could face unpleasant retaliation from the UNP, and the chance of that
happening this time is a little more real than in the abstract.
Theoretically, the UNP-led UNF combine should secure at least 115 seats.
Most of these would come from the urban rather than the rural districts;
but the survival factor counts in the rural districts as well, where there
is a prevalent idea that rural upward mobility is hampered by the stagflation
brought on by the PA administration.
The 115 with the help of other electoral alliances should enable the
UNP to form a government, despite the fondest hopes of Chandrika Kumaratunga.
But, her choices will necessarily be limited. How many times can she dissolve
The JVP has received a kidney punch in the form of its leader Somawansa
Amarasinghe's Kalutara speech. Luck has been going the UNP's way.
If the UNP does form a government, the next question would be how long
it will last under a Kumaratunga presidency. Or alternately, how long will
the President last?
Who will call the shots under a government of cohabitation? Though it
is the prime minister who is said to be the peon under a JR constitution,
the President can in reality be reduced to peon status too. If the UNP
gets a handsome majority, for all intents and purposes, her hands could
be tied. To save face, she may be forced to resign.
That's the most probable course of events, if the elections are not
rigged. Then, there is the question of what may happen between now and
election day. On election eve, important figures in this country are prone
to lose their eyes. Governments may come and governments may go, but sympathy
goes on forever.
As things stand, it is difficult for the PA to salvage this election

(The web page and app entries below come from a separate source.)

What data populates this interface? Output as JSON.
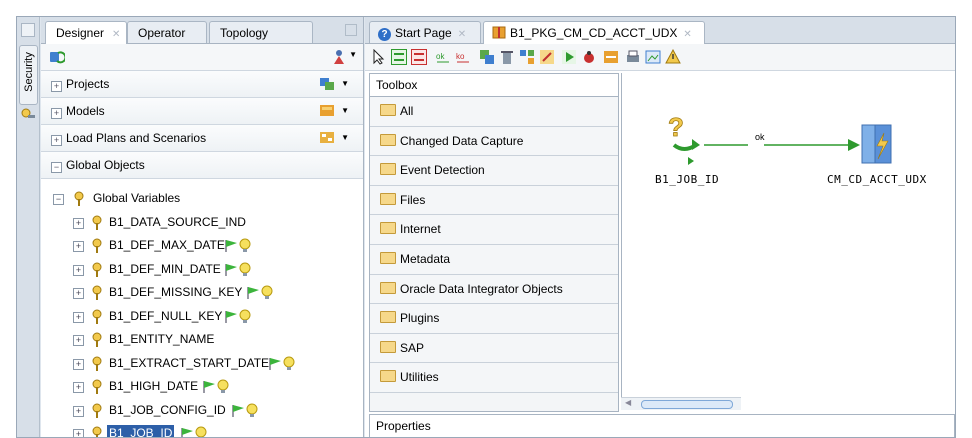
{
  "left_tabs": [
    "Designer",
    "Operator",
    "Topology"
  ],
  "side_tab": "Security",
  "accordions": [
    "Projects",
    "Models",
    "Load Plans and Scenarios",
    "Global Objects"
  ],
  "tree": {
    "root": "Global Variables",
    "items": [
      {
        "label": "B1_DATA_SOURCE_IND",
        "flag": false
      },
      {
        "label": "B1_DEF_MAX_DATE",
        "flag": true
      },
      {
        "label": "B1_DEF_MIN_DATE",
        "flag": true
      },
      {
        "label": "B1_DEF_MISSING_KEY",
        "flag": true
      },
      {
        "label": "B1_DEF_NULL_KEY",
        "flag": true
      },
      {
        "label": "B1_ENTITY_NAME",
        "flag": false
      },
      {
        "label": "B1_EXTRACT_START_DATE",
        "flag": true
      },
      {
        "label": "B1_HIGH_DATE",
        "flag": true
      },
      {
        "label": "B1_JOB_CONFIG_ID",
        "flag": true
      },
      {
        "label": "B1_JOB_ID",
        "flag": true,
        "selected": true
      }
    ]
  },
  "editor_tabs": [
    "Start Page",
    "B1_PKG_CM_CD_ACCT_UDX"
  ],
  "toolbox": {
    "title": "Toolbox",
    "items": [
      "All",
      "Changed Data Capture",
      "Event Detection",
      "Files",
      "Internet",
      "Metadata",
      "Oracle Data Integrator Objects",
      "Plugins",
      "SAP",
      "Utilities"
    ]
  },
  "diagram": {
    "source": "B1_JOB_ID",
    "target": "CM_CD_ACCT_UDX",
    "link": "ok"
  },
  "properties_title": "Properties",
  "colors": {
    "selection": "#2d5fa8",
    "link": "#2e9a2e"
  }
}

in the last few days. Its campaign has been muted; it has not been able
to deal effectively with perceptions. The perception is that the PA is
losing. Anura Bandaranaike is in the party.
But, this battle is also an electoral intangible. It hasn't happened
before; no party with an incumbent President has lost a general election
except during the Wijetunga presidency, which was of course a different
story altogether due to the fact that Wijetunga was already at the fag
end of his term.
The Sri Lankan electorate tends to rely heavily on perceptions prevailing
on elections day. After the PA formed a government in 1994, Chandrika Kumaratunga
won the presidential election in a landslide.
The perception was heavily in favour of the UNP the day parliament was
dissolved a few months ago, and no doubt the PA has been able to make inroads
into this unfavourable perception by attacking the UNP on several fronts
— chief of which was the so-called LTTE connection.
The UNP could have done a better, more aggressive job of dealing with
these attacks, but neither has the UNP committed any major gaffe in this
campaign. Therefore the swing away from the UNP since the day parliament
was dissolved will not probably make a major dent in terms of outcome.
The UNP can and should win; but, by how much is more than an academic question.